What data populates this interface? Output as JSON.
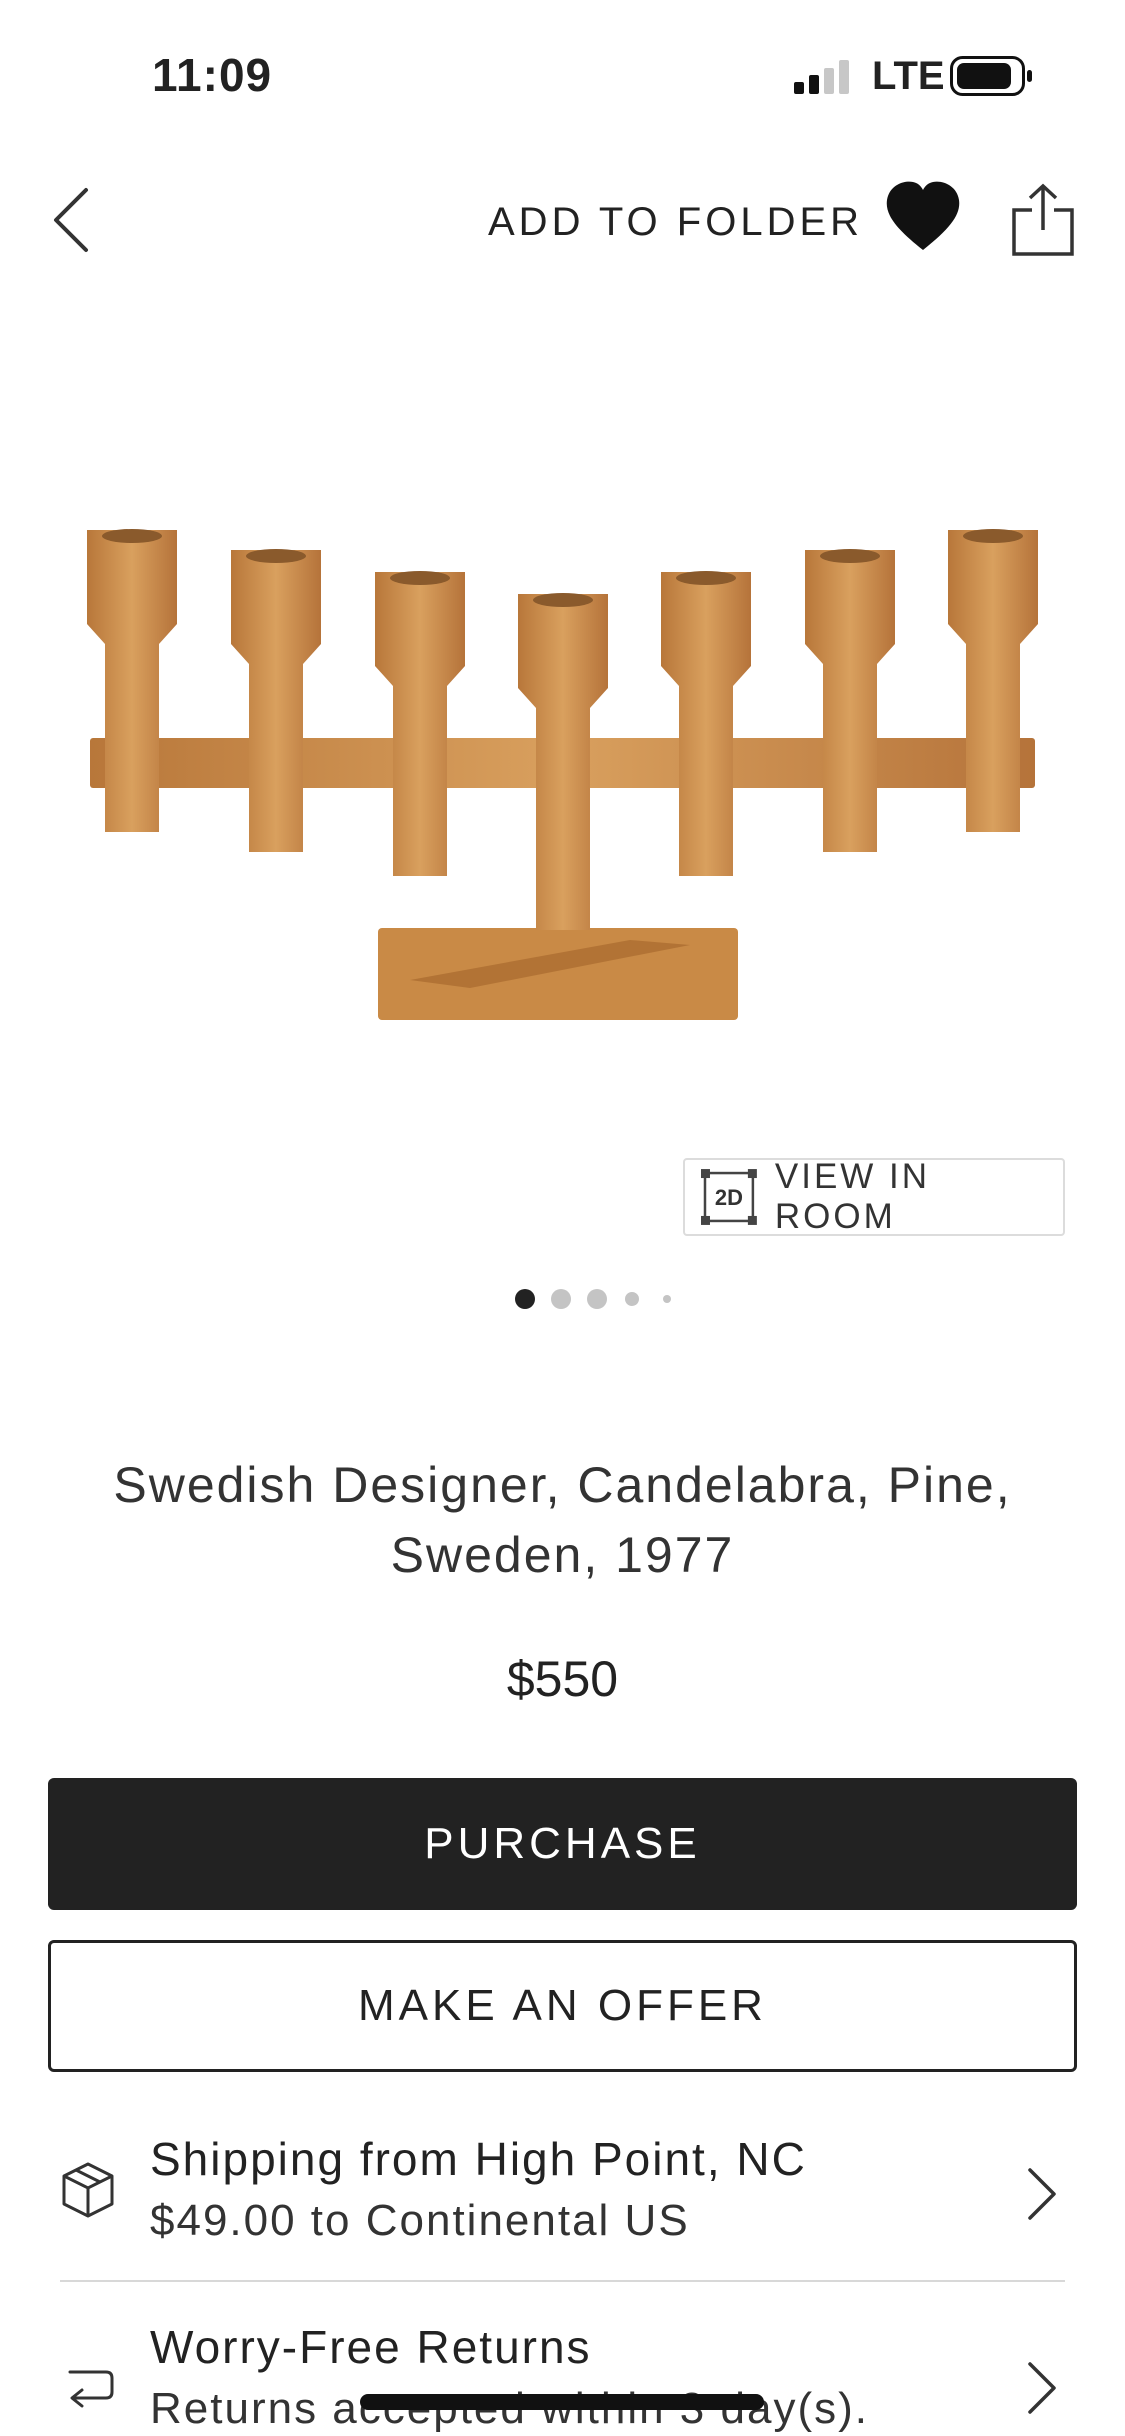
{
  "status_bar": {
    "time": "11:09",
    "network": "LTE"
  },
  "nav": {
    "add_to_folder": "ADD TO FOLDER",
    "back_icon": "chevron-left-icon",
    "heart_icon": "heart-icon",
    "share_icon": "share-icon"
  },
  "product": {
    "image": "candelabra-photo",
    "view_in_room_badge": "2D",
    "view_in_room_label": "VIEW IN ROOM",
    "carousel": {
      "total": 5,
      "active": 1
    },
    "title": "Swedish Designer, Candelabra, Pine, Sweden, 1977",
    "price": "$550"
  },
  "actions": {
    "purchase": "PURCHASE",
    "make_offer": "MAKE AN OFFER"
  },
  "info": {
    "shipping": {
      "title": "Shipping from High Point, NC",
      "detail": "$49.00 to Continental US",
      "icon": "box-icon"
    },
    "returns": {
      "title": "Worry-Free Returns",
      "detail": "Returns accepted within 3 day(s).",
      "icon": "return-arrow-icon"
    }
  },
  "colors": {
    "primary_button": "#222222",
    "background": "#ffffff",
    "wood": "#c98a46"
  }
}
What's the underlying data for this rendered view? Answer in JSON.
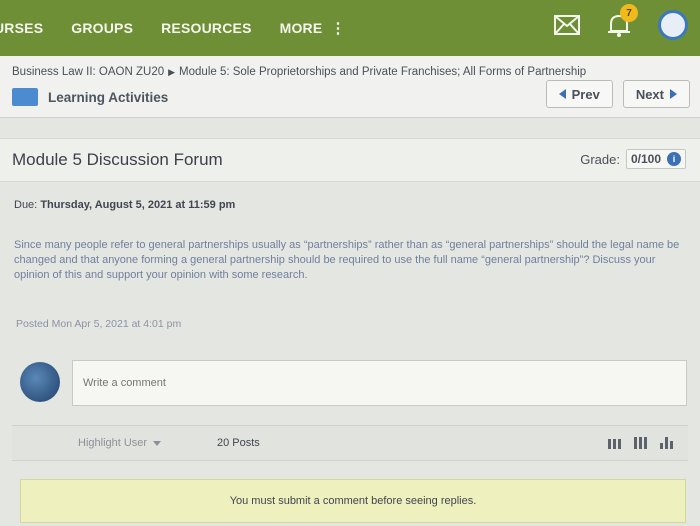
{
  "nav": {
    "items": [
      "URSES",
      "GROUPS",
      "RESOURCES",
      "MORE"
    ],
    "more_glyph": "⋮",
    "mail_icon": "envelope-icon",
    "notifications_icon": "bell-icon",
    "notification_count": "7",
    "colors": {
      "bar": "#6f8f36",
      "badge": "#f0b91c",
      "accent": "#3d6fb5"
    }
  },
  "breadcrumb": {
    "course": "Business Law II: OAON ZU20",
    "module": "Module 5: Sole Proprietorships and Private Franchises; All Forms of Partnership",
    "section": "Learning Activities"
  },
  "pager": {
    "prev": "Prev",
    "next": "Next"
  },
  "forum": {
    "title": "Module 5 Discussion Forum",
    "grade_label": "Grade:",
    "grade_value": "0/100",
    "info_glyph": "i"
  },
  "assignment": {
    "due_label": "Due:",
    "due_date": "Thursday, August 5, 2021 at 11:59 pm",
    "prompt": "Since many people refer to general partnerships usually as “partnerships” rather than as “general partnerships” should the legal name be changed and that anyone forming a general partnership should be required to use the full name “general partnership”? Discuss your opinion of this and support your opinion with some research.",
    "posted": "Posted Mon Apr 5, 2021 at 4:01 pm"
  },
  "composer": {
    "placeholder": "Write a comment"
  },
  "filter": {
    "highlight_user": "Highlight User",
    "posts_count": "20 Posts"
  },
  "notice": "You must submit a comment before seeing replies."
}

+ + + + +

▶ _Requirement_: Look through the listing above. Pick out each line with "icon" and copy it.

▶ _Written reply_:
    "back_icon": "chevron-left-icon",
    "heart_icon": "heart-icon",
    "share_icon": "share-icon"
      "icon": "box-icon"
      "icon": "return-arrow-icon"
    "mail_icon": "envelope-icon",
    "notifications_icon": "bell-icon",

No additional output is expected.